# [Problem to work on]
Excluding images, repeat the data exactly as given.

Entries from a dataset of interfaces
^^^^^^^^

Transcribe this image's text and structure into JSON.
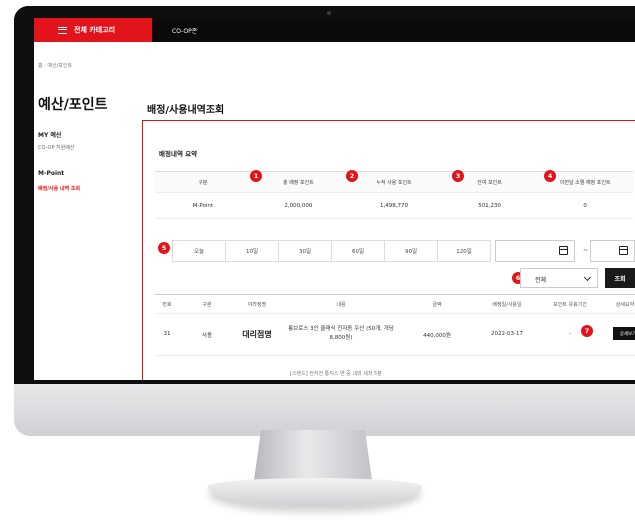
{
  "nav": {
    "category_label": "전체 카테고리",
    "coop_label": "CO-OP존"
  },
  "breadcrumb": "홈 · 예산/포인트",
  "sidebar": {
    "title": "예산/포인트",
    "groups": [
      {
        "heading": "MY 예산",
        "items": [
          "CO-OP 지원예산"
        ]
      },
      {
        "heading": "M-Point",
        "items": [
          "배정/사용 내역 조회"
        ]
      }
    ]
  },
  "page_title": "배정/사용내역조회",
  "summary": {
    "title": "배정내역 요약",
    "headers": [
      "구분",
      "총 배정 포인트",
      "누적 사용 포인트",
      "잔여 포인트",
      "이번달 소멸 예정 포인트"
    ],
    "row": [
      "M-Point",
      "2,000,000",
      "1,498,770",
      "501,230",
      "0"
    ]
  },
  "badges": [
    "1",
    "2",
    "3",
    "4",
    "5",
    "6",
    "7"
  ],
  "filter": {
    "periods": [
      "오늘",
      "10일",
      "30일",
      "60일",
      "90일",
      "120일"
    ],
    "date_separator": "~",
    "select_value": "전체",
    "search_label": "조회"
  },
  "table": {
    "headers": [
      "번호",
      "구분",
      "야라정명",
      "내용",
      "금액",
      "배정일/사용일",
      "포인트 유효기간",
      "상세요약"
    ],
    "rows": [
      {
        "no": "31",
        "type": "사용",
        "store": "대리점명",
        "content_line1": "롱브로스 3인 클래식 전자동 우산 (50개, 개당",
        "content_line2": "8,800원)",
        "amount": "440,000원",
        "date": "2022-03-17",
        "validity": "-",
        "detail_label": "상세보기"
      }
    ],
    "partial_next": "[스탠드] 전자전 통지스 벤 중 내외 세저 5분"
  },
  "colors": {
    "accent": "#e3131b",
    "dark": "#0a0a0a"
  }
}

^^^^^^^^

# [Expected answer]
Transcribe this image's text and structure into JSON.
{
  "nav": {
    "category_label": "전체 카테고리",
    "coop_label": "CO-OP존"
  },
  "breadcrumb": "홈 · 예산/포인트",
  "sidebar": {
    "title": "예산/포인트",
    "groups": [
      {
        "heading": "MY 예산",
        "items": [
          "CO-OP 지원예산"
        ]
      },
      {
        "heading": "M-Point",
        "items": [
          "배정/사용 내역 조회"
        ]
      }
    ]
  },
  "page_title": "배정/사용내역조회",
  "summary": {
    "title": "배정내역 요약",
    "headers": [
      "구분",
      "총 배정 포인트",
      "누적 사용 포인트",
      "잔여 포인트",
      "이번달 소멸 예정 포인트"
    ],
    "row": [
      "M-Point",
      "2,000,000",
      "1,498,770",
      "501,230",
      "0"
    ]
  },
  "badges": [
    "1",
    "2",
    "3",
    "4",
    "5",
    "6",
    "7"
  ],
  "filter": {
    "periods": [
      "오늘",
      "10일",
      "30일",
      "60일",
      "90일",
      "120일"
    ],
    "date_separator": "~",
    "select_value": "전체",
    "search_label": "조회"
  },
  "table": {
    "headers": [
      "번호",
      "구분",
      "야라정명",
      "내용",
      "금액",
      "배정일/사용일",
      "포인트 유효기간",
      "상세요약"
    ],
    "rows": [
      {
        "no": "31",
        "type": "사용",
        "store": "대리점명",
        "content_line1": "롱브로스 3인 클래식 전자동 우산 (50개, 개당",
        "content_line2": "8,800원)",
        "amount": "440,000원",
        "date": "2022-03-17",
        "validity": "-",
        "detail_label": "상세보기"
      }
    ],
    "partial_next": "[스탠드] 전자전 통지스 벤 중 내외 세저 5분"
  },
  "colors": {
    "accent": "#e3131b",
    "dark": "#0a0a0a"
  }
}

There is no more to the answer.